1. How do your customers make decisions?
The first step in developing a solid, effective marketing strategy is to take the time to find out what your prospects and customers want and need, what they care about, and how they prefer to communicate. In other words, learn everything you can about their decision-making and buying journey.
Whether you are deciding between inbound vs. outbound marketing tactics, inbound vs. outbound sales, online vs. offline marketing, etc., etc., the insights that inform your choices should come from those you serve.
We uncover these critical insights with buyer persona research.
2. How do customers experience your business at every stage?
- How are you attracting new prospects — online search, blog content, paid advertising, referral?
- How likely are prospects to engage with you — are your salespeople equipped to prove your value and close the deal?
- Are your customers so delighted by your product or service that they come back for more and refer you to others — is your customer service outstanding?
Every one of these stages is essential for business growth. Are you are hitting it out of the park at each stage? Most likely there is room for improvement in at least one of these areas. Why not start where you can make the biggest impact and see the quickest wins?
And yes, marketing can and should help not only with attracting new business, but also supporting sales in engaging and customer service in delighting your customers.
3. How can we bring in the quick win?
Not long ago, a well-respected data research firm came to us wanting to implement inbound marketing to attract new leads. During discussions, we uncovered that most of their customers had purchased only one or two of the firm’s many product offerings. After performing interviews and research, it was clear that a plan focused on engaging the current clients was the quickest way to boost sales in the short term.
Learning that the firm’s customers found great value in informational webinars, we created a webinar series and not only sent email invitations but also printed direct mail invitations. Inbound vs. outbound marketing? Nope, smart customer marketing!
Don’t get me wrong, this firm can also benefit from a well-designed, customer focused inbound marketing strategy as well, but why not start with the lowest hanging fruit?!
Another company (a technology provider) thought they needed to increase the traffic to their website. Turned out they were already getting a great deal of visitors, yet little to no inquiries about their product. Their digital marketing efforts were somewhat successful in that they were attracting attention. However, they were not engaging visitors enough to request a demo or consultation. They were missing out on a great number of opportunities to pass along to sales.
After performing interviews and research, we uncovered what their buyers most needed, wanted and expected to experience when searching for a solution such as theirs. For a website to successfully convert visitors into leads, the experience they have while visiting must match their decision making. Adding content offers that support the buyer’s journey, and delivering them at the right time with a smart email nurturing strategy, was the quickest way to bring in more business.
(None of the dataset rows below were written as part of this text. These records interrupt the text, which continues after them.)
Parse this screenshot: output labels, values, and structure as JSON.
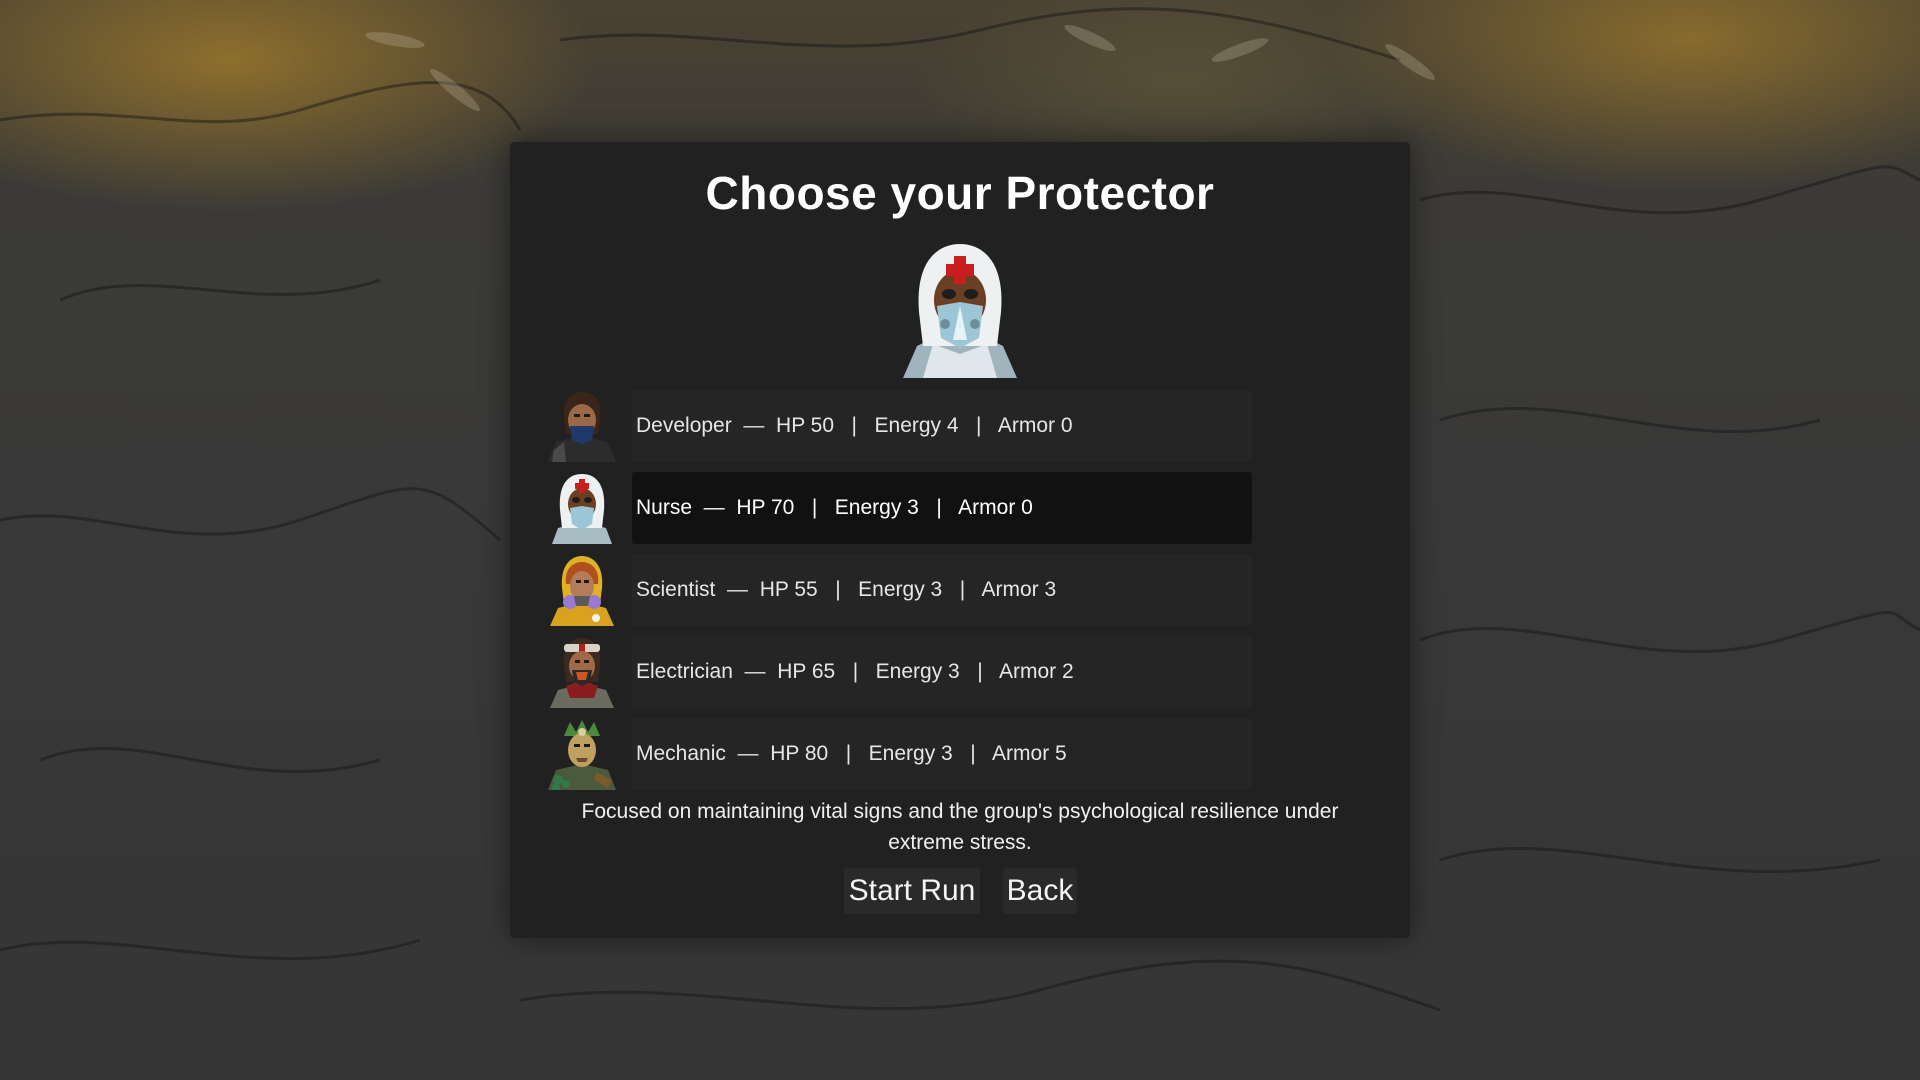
{
  "screen": {
    "title": "Choose your Protector",
    "selected_hero_icon": "nurse-portrait-icon",
    "description": "Focused on maintaining vital signs and the group's psychological resilience under extreme stress."
  },
  "characters": [
    {
      "name": "Developer",
      "hp": 50,
      "energy": 4,
      "armor": 0,
      "icon": "developer-portrait-icon",
      "selected": false,
      "line": "Developer  —  HP 50   |   Energy 4   |   Armor 0"
    },
    {
      "name": "Nurse",
      "hp": 70,
      "energy": 3,
      "armor": 0,
      "icon": "nurse-portrait-icon",
      "selected": true,
      "line": "Nurse  —  HP 70   |   Energy 3   |   Armor 0"
    },
    {
      "name": "Scientist",
      "hp": 55,
      "energy": 3,
      "armor": 3,
      "icon": "scientist-portrait-icon",
      "selected": false,
      "line": "Scientist  —  HP 55   |   Energy 3   |   Armor 3"
    },
    {
      "name": "Electrician",
      "hp": 65,
      "energy": 3,
      "armor": 2,
      "icon": "electrician-portrait-icon",
      "selected": false,
      "line": "Electrician  —  HP 65   |   Energy 3   |   Armor 2"
    },
    {
      "name": "Mechanic",
      "hp": 80,
      "energy": 3,
      "armor": 5,
      "icon": "mechanic-portrait-icon",
      "selected": false,
      "line": "Mechanic  —  HP 80   |   Energy 3   |   Armor 5"
    }
  ],
  "buttons": {
    "start_label": "Start Run",
    "back_label": "Back"
  },
  "colors": {
    "panel_bg": "#202020",
    "row_bg": "#252525",
    "row_selected_bg": "#111111",
    "nurse_cross": "#c81e1e"
  }
}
So as you can see, it was not as simple as inbound vs. outbound marketing for either of these companies.
Eliminate the random acts of marketing
It’s very common for companies to jump into tactics such as trade show participation, paid advertising, email marketing, or search engine optimization without first taking the time to understand their buyers. These attempts often lead to little return and a lot of frustration.
The only way to eliminate random acts and choose the right combination of marketing tactics is to understand exactly what your buyers need and want from you throughout their entire life cycle (attract, engage, delight) with your company.
Inbound vs. outbound marketing? Nope, smart customer marketing!
Are you ready to get on the right path to marketing success? HELLO Marketing is here to help. For a free 20-minute consultation, call me at 973.214.5942 or email me at [email protected]